Data for analysis section start
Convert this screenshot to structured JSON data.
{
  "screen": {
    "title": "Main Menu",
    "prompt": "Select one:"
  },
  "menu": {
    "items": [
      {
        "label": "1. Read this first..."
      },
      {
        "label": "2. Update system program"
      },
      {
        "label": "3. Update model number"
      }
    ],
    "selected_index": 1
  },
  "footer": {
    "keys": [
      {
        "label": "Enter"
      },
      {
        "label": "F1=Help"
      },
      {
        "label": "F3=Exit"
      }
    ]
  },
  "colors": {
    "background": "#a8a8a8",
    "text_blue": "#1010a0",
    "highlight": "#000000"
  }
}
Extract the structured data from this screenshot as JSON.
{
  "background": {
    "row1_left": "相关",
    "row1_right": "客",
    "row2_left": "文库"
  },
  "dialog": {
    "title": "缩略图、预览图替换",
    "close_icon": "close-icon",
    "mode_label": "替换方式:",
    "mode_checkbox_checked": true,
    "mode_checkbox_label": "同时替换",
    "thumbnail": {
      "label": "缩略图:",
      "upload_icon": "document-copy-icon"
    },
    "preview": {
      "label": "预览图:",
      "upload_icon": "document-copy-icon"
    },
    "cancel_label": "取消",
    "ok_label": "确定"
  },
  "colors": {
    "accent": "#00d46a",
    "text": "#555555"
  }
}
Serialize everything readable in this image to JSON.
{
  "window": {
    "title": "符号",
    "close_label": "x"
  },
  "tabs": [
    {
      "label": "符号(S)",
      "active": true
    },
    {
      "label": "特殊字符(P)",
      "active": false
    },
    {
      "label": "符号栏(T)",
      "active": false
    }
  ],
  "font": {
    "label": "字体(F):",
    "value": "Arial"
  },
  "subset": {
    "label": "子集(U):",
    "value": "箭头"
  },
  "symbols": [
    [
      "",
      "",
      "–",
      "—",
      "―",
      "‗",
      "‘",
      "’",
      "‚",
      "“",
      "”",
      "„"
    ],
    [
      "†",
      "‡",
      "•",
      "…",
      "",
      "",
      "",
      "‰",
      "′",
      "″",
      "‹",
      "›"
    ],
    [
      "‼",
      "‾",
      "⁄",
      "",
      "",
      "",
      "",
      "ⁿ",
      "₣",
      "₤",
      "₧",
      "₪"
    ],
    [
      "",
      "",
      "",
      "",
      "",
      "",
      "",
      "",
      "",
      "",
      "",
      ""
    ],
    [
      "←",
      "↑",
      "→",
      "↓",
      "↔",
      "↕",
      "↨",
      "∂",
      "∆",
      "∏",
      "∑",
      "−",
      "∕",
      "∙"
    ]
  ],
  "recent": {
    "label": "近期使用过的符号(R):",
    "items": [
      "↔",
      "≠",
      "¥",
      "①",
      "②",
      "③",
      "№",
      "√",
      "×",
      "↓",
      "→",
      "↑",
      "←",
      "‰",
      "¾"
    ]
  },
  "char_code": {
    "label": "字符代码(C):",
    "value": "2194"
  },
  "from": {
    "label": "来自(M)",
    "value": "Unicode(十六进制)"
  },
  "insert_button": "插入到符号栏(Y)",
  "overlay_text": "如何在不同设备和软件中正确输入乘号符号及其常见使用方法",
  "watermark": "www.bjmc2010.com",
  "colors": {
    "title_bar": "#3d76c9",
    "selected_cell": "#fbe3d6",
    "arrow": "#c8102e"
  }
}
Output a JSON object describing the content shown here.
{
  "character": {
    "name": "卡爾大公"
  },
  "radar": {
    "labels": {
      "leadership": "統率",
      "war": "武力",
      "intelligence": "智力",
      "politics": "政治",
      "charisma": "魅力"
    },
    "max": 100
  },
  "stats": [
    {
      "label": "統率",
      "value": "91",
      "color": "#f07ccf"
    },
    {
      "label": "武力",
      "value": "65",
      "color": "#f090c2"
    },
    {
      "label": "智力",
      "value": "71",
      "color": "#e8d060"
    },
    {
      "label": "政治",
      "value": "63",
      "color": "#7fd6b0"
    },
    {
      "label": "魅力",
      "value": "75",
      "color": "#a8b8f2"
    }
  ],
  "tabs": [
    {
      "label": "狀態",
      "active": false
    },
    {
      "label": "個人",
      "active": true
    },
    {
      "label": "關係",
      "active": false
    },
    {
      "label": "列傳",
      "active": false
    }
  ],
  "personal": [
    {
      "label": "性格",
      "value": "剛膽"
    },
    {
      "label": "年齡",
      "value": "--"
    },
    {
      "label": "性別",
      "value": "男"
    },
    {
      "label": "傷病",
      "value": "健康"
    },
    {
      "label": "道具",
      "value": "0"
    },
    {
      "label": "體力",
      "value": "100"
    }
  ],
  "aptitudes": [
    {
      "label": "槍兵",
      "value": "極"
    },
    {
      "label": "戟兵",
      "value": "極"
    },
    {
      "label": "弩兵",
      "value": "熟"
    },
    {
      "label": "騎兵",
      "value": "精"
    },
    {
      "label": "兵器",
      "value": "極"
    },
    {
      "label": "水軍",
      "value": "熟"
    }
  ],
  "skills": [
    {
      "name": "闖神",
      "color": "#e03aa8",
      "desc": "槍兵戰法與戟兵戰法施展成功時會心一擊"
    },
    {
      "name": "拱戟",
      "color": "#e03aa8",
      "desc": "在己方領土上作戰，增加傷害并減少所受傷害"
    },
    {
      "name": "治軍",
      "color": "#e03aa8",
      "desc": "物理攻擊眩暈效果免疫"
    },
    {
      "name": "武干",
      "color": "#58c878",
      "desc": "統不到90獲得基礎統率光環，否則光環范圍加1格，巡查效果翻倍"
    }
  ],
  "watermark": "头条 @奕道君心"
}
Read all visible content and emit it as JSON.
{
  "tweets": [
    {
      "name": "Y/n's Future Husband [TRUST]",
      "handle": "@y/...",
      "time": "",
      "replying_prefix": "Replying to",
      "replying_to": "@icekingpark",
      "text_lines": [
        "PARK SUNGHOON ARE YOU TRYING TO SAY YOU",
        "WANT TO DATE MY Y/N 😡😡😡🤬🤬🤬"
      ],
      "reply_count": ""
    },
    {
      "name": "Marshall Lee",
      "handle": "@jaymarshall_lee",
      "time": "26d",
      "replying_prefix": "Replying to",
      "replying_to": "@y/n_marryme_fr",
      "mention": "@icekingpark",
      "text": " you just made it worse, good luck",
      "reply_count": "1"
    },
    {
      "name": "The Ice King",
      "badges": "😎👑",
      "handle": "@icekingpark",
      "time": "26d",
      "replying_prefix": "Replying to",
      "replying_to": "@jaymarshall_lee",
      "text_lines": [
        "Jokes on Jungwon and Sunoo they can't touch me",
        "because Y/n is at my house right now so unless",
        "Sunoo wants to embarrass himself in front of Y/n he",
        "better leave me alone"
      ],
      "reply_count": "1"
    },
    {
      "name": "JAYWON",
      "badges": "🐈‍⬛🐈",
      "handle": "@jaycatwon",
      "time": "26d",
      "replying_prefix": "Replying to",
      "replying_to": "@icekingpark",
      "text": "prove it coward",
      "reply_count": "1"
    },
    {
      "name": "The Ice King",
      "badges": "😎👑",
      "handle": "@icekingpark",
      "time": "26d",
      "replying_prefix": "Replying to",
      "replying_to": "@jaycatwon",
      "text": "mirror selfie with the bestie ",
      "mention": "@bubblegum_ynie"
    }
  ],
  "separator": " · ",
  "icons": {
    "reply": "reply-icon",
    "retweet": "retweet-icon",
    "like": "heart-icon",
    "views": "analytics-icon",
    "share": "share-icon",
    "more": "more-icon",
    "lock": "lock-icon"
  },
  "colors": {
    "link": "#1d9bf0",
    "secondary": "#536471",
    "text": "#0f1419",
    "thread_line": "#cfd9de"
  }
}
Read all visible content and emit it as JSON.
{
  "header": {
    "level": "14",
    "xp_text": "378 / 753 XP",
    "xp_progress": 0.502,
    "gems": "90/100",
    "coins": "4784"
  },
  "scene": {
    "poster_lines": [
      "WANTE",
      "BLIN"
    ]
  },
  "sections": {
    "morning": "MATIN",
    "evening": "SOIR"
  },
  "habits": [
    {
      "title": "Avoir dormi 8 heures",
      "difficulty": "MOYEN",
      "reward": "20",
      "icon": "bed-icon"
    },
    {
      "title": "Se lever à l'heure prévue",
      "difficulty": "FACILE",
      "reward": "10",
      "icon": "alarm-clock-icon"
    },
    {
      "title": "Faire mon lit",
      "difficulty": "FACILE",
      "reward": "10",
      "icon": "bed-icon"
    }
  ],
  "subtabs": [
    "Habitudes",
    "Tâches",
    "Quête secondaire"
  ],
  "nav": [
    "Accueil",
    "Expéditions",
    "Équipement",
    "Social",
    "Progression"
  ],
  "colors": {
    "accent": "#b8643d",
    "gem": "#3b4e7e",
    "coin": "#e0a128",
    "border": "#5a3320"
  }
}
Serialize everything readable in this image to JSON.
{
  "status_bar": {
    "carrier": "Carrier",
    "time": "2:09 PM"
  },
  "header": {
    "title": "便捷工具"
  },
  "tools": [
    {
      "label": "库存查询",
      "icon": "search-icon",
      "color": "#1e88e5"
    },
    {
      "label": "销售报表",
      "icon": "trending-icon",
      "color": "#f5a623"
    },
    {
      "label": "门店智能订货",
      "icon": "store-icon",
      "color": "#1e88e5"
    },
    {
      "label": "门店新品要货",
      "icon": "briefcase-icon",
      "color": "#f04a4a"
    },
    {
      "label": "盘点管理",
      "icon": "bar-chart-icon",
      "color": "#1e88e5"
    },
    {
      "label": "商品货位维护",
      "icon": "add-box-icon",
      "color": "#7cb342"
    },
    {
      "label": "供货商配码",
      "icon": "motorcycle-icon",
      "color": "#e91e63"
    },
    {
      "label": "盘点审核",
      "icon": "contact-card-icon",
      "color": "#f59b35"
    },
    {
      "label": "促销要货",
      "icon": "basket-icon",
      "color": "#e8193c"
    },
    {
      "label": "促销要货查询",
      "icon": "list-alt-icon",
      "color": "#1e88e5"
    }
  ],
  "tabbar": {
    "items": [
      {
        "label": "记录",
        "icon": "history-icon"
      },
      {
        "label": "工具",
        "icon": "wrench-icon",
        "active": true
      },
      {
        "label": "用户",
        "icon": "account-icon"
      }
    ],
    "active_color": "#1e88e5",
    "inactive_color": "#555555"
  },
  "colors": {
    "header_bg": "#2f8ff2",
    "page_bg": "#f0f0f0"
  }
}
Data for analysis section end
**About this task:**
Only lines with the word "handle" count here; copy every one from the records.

**Solution for this exercise:**
      "handle": "@y/...",
      "handle": "@jaymarshall_lee",
      "handle": "@icekingpark",
      "handle": "@jaycatwon",
      "handle": "@icekingpark",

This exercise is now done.